Component data from apps and pages:
########################################
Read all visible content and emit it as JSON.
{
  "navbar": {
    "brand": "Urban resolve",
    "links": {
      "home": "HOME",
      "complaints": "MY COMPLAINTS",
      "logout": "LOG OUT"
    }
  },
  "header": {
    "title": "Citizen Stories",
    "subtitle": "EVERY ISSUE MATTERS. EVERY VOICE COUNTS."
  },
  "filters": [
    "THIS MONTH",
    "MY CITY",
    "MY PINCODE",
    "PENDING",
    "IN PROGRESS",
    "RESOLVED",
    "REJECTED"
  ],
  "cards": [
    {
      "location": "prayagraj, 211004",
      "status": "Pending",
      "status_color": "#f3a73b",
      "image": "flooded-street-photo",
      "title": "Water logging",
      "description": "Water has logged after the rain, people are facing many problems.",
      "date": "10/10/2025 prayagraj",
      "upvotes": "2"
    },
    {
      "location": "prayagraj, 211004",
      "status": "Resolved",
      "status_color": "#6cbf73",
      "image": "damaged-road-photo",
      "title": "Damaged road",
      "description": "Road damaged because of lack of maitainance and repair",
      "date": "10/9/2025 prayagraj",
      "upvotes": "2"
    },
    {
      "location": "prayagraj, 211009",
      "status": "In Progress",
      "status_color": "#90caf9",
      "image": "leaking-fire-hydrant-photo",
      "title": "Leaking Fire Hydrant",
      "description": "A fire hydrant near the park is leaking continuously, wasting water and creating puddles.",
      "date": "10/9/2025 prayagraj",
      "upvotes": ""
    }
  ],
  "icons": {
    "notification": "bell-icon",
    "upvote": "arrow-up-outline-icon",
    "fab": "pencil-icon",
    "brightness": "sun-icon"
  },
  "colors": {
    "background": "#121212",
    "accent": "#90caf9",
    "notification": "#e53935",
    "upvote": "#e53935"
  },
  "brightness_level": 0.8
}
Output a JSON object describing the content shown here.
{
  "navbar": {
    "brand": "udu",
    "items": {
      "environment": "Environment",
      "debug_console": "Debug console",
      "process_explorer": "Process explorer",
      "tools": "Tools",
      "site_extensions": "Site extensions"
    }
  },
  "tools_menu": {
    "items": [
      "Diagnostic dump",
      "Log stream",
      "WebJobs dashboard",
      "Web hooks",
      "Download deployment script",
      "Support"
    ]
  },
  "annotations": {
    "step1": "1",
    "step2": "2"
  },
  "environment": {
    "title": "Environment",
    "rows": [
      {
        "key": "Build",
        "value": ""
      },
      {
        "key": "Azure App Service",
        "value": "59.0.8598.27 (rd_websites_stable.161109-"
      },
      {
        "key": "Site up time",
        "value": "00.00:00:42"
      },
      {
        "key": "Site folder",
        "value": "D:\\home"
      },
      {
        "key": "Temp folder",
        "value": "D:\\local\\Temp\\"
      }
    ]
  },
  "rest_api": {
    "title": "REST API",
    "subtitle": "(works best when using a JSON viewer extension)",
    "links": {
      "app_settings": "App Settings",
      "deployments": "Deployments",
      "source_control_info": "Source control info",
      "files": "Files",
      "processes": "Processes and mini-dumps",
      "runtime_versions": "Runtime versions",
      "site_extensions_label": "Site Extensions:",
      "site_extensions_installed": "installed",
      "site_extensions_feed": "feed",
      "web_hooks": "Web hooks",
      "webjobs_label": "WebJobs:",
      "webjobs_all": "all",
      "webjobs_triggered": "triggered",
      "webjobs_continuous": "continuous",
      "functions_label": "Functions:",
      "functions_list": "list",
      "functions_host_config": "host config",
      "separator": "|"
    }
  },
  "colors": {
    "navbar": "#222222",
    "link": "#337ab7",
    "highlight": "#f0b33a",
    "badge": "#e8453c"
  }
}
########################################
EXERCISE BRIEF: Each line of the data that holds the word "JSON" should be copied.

TASK OUTPUT:
Read all visible content and emit it as JSON.
Output a JSON object describing the content shown here.
    "subtitle": "(works best when using a JSON viewer extension)",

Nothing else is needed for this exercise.